The book falters in one place, when Foxtrot tries out a few false scenarios in explaining how her relationship with Ben is progressing before coming out with what appears to be the real one. The fake stories didn’t seem to have a point, and they’re told to the reader, not anyone else. That left me wondering why she told us the fake stories, and sowed some seeds of doubt in her reliability as a narrator. To be honest, it feels like a misstep on the author’s part, since I don’t think making the reader doubt Foxtrot’s veracity was her goal.

A few aspects of the climax and denouement also felt a little forced, but since the whole plot is rather unbelievable from a real-life point of view, that didn’t really bother me; it hangs together internally and works within the world the author is creating, and that’s what counts.

On the whole, though, this is a fun and refreshingly different series, and I can’t wait to see what the next book has in store! Marked Fur Murder is due out on March 31 of next year.

Favorite quote: “Apocalyptic,” said Eli. It was a word that didn’t need any others to sound scary; it was a whole badass gang all by itself.
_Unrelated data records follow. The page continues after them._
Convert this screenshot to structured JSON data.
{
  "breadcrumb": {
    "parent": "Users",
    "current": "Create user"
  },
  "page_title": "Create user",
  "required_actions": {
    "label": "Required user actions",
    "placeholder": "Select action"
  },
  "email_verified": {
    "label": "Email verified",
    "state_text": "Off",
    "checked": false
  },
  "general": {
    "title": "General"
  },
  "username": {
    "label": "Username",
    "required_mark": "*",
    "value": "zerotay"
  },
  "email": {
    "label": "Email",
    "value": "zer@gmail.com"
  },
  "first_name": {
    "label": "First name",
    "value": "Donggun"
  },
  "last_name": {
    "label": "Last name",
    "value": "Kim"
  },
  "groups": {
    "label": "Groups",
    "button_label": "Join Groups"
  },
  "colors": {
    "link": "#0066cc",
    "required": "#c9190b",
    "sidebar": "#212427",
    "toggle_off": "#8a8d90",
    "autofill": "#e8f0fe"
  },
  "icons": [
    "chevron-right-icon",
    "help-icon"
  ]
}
It probably beat up other words and stole their punctuation.

*   *   *

Rating: 3.75 stars

Whiskey Tango Foxtrot series (in order):
1.  A Taste Fur Murder (review)
2.  To Die Fur (this review)
3.  Marked Fur Murder (forthcoming 3/31/15)






About Dixie Lyle

Dixie Lyle loves animals, mysteries, books, reading, words, bad puns (are there any other kind?) and once had a torrid summer romance with an entire library. Did I mention the books? Oh, and definitely doesn’t believe in the supernatural. Nope, not me. Hey, what was that sound? Where’s that spooky green glow coming from? Oh, hello, didn’t see you standing there in the corner, what with you being all see-through and everything. Want a cup of tea? Moan once for yes, twice for no.

Allegations that Dixie Lyle has a goofy sense of humor are entirely unfounded, and should be forwarded to the unfounded and unlost department.

Reading this book contributed to these challenges:

  • COYER Summer Vacation 2014
  • Cruisin' Thru the Cozies 2014

4 Responses to “To Die Fur, by Dixie Lyle (early review)”

  1. Bea

    Well, you’ve got me intrigues, between the books flaws and highlights. Hah, I went to goodreads and it’s already on my wishlist. 😀

  2. Katherine P

    This definitely sounds like a series worth trying despite it’s flaws. I like that there’s a paranormal aspect which explains why the animals are talking. I’m not a big fan of talking animals in general. I’ll definitely have to give this series a try!

  3. kimbacaffeinate

    Oh I imagine the conversations between her and the dog and cat are hilarious. Despite some issues it looks like this was a fun read overall. Lovely review Lark.

  4. Rita_h

    It still looks like a good cozy series to me. I’m not sure about talking animals in books (I assume they are talking? not sure because I don’t have much knowledge about them) but it sounds like it’s a fun book to pick up in the library, or start with the first one first.